(Twenty-sixth Sunday of the Year (A): This homily was given on
[For the audio version of this homily, click here: Twenty-Sixth Sunday 2008]
I knew a man that I did not care for
And then one day this man gave me a call
We sat and talked about things on our minds
And now this man he is a friend of mine
If you’re over 45—like I am—you might recognize those words as some of the lyrics to a popular song of the 1960s, “Reach out in the Darkness”. I thought of them in preparation for this homily, because they’re the words of a man who has obviously changed his mind.
In this case, what the man did was a good thing—since it led to the healing of a bad relationship he had with another human person. But the act of changing one’s mind is morally neutral in and of itself. That’s important for us to realize.
In other words, the act can be either morally good or morally evil: it all depends on WHAT YOU’RE CHANGING YOUR MIND ABOUT!
Today’s gospel parable of the man with two sons provides us with a perfect illustration of this truth.
Notice that both boys changed their minds in this story: the first initially refused to go to work in his father’s vineyard, but then he changed his mind and went; the second initially said he would go, but then didn’t.
In the first instance, the son’s act of changing his mind was good, because in doing so he ended up honoring his father by his obedience; in the second instance, the son’s act of changing his mind was bad, because in doing so he was refusing to obey the 4th commandment.
Jesus used this story to reprimand the chief priests and elders of the people, who didn’t like John the Baptist, and who refused to change their minds about him, even after they saw tax collectors and prostitutes experience genuine conversions through John’s preaching and ministry.
The chief priests and elders refused to change their minds when they should have changed their minds because of pride—and probably also because of fear: they feared that if they accepted and honored John as a prophet, they’d lose some of their power and influence among the people.
Which only proves that human nature hasn’t changed much in 2,000 years!
As was the case at the time of Jesus, people sometimes refuse to change their minds when they should change their minds, while others do change their minds when they should not.
Concerning the latter phenomenon, do you know what Ted Kennedy, Bill Clinton, Jesse Jackson, Richard Gephardt and Al Gore have in common?
They all “changed their minds” on the abortion issue—when they shouldn’t have! Most people don’t realize that all those politicians were once pro-life.
But not anymore. They changed their minds in the wrong way for material gain and to increase their popularity. Unfortunately, those are very common reasons why people change their minds when they shouldn’t.
So is the fear of punishment: you’ll recall that this is why Simon Peter “changed his mind” about Jesus on Holy Thursday evening in the courtyard of the high priest.

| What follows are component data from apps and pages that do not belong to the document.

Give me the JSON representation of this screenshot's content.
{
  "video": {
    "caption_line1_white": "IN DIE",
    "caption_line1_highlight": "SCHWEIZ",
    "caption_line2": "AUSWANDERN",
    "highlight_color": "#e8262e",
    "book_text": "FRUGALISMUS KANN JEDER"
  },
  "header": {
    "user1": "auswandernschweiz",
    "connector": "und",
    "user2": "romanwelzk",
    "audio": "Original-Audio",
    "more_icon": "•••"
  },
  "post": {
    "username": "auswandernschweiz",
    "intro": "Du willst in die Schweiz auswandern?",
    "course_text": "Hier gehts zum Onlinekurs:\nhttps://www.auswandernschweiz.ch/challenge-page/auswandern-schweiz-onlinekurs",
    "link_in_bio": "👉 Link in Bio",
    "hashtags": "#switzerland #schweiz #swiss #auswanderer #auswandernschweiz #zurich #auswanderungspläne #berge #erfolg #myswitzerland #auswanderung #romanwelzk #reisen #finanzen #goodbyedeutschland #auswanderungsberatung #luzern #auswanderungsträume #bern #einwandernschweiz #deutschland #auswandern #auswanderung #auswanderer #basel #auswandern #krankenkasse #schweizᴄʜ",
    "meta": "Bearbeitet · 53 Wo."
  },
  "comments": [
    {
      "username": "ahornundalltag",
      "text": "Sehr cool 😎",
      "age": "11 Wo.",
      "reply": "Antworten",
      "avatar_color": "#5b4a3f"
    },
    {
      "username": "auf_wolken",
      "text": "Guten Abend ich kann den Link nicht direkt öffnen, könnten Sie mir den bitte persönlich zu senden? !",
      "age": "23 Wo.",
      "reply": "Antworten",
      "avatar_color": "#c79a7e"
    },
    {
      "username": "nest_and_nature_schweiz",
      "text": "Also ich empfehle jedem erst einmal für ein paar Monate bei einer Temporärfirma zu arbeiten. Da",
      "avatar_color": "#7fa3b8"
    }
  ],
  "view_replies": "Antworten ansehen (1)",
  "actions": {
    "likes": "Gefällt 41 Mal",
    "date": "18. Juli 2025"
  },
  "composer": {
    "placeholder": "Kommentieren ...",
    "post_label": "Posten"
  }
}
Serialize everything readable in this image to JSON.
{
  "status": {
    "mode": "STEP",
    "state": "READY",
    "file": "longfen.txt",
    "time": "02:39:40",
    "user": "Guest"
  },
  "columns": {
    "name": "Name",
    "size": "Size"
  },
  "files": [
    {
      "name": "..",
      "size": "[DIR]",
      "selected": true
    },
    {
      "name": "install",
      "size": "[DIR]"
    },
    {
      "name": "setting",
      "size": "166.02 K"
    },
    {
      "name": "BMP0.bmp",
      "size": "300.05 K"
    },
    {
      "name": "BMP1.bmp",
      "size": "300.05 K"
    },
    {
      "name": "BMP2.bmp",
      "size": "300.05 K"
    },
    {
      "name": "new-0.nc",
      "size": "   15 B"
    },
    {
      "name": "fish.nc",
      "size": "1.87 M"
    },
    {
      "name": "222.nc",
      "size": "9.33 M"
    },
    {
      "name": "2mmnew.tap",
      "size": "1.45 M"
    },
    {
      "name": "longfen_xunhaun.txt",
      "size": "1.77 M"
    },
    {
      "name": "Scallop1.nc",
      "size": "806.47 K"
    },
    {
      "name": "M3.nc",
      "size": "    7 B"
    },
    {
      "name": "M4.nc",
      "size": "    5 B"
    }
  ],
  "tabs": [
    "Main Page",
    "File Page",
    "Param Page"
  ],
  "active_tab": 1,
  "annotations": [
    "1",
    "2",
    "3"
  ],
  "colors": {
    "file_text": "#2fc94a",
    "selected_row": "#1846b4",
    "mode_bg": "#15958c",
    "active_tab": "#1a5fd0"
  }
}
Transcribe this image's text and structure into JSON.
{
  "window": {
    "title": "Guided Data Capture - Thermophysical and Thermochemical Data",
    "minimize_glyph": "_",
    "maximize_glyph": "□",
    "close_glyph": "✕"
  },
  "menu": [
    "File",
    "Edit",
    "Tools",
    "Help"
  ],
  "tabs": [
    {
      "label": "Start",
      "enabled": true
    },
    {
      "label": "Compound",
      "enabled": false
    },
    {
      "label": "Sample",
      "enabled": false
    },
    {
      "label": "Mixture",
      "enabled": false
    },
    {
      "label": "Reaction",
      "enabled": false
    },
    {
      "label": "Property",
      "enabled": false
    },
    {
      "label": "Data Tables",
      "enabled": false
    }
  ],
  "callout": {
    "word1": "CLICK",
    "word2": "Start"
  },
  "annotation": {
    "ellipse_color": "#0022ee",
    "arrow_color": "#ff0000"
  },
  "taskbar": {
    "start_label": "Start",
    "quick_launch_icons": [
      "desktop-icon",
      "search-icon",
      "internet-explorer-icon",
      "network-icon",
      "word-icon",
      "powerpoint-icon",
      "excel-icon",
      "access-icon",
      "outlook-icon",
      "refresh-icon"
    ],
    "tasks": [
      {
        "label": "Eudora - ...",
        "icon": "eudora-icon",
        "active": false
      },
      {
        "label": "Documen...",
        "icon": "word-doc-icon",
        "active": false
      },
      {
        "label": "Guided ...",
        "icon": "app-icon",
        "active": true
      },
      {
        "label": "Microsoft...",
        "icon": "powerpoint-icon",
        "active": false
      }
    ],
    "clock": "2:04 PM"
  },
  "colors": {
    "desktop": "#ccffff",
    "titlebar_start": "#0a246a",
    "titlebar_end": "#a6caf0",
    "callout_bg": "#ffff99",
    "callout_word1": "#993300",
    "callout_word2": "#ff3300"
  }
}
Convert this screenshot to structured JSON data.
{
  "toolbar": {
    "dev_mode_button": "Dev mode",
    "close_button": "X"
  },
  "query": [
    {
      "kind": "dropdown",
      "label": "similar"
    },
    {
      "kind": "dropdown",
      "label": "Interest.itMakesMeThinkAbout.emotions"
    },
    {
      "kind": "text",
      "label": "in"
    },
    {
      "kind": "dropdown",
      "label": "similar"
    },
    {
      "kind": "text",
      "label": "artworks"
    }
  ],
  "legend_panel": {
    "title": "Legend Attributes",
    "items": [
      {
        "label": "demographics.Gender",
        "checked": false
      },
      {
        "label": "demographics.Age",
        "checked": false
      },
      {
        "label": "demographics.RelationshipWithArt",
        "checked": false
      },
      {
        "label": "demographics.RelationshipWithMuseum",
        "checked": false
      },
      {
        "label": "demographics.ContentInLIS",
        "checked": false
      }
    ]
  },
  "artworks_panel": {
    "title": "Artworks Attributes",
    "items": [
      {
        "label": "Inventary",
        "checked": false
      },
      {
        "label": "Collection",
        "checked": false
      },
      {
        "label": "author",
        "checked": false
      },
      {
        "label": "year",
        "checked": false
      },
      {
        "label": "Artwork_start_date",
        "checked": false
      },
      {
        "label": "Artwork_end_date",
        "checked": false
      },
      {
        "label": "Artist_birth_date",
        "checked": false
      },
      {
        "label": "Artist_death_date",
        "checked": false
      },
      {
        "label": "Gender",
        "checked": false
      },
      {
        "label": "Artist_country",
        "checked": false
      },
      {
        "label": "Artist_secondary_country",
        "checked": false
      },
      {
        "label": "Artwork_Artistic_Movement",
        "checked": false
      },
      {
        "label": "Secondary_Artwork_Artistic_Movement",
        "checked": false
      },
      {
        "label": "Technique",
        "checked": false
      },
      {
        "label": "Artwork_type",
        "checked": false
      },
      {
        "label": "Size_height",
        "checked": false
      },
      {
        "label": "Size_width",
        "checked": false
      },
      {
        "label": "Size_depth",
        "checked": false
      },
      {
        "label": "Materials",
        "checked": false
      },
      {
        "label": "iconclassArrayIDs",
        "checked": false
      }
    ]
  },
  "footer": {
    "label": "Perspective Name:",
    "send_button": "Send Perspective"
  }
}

He was afraid of being hurt—or killed.
Or it can even be something as simple as laziness. In fact, that’s probably why the second son in this parable changed his mind and never went to his father’s vineyard: he just didn’t feel like working that afternoon!
But, thankfully, it does work in the opposite direction sometimes. Like the first son, many people do change their minds and end up doing what’s right—even when they might be tempted to do otherwise.
In this regard, a few weeks ago I came across a great online article by Dr. William E. May, in which he defended the Church’s teaching regarding artificial contraception. Dr. May is a well-known theologian, who also happens to be a married man with children—and grandchildren.
He’s not a celibate priest.
But the interesting thing is, 40 years ago—in 1968—he was on the opposite side of this issue. And he was quite vocal about it! 1968 was the year that Pope Paul VI issued his famous encyclical, Humanae Vitae, in which he reiterated the Church’s traditional teaching on this subject, much to the chagrin of many Catholics—including theologians like young Dr. William E. May. In fact, May was one of the more than 600 professors who signed the infamous “statement of dissent” as soon as the encyclical came out!
He was one of the pope’s biggest critics!
But he eventually changed his mind. And now he writes books defending and explaining the truth on this and many other moral issues. As he later said, “I was beginning to see that if contraception is justifiable, then perhaps artificial insemination, test-tube reproduction, and similar modes of generating life outside the marital embrace are morally justifiable too. . . . I began to realize that the moral theology invented to justify contraception could be used to justify any kind of deed. I saw that it was a consequentialist, utilitarian kind of argument, that it was a theory which repudiated the notion of intrinsically evil acts. I began to realize how truly prophetic the pope had been, and how providential it was that he had been given the strength to resist the tremendous pressures brought to bear upon him.”
Dr. May could have added, “Pressures brought to bear on him by people like me!”
It was good for Dr. May to change his mind.
It was good for the first son in this parable to change his mind.
And sometimes it’s good for each and every one of us to change our mind.
May the Holy Spirit help us to know when those times are, and may that same Holy Spirit give us the courage we need to actually do it.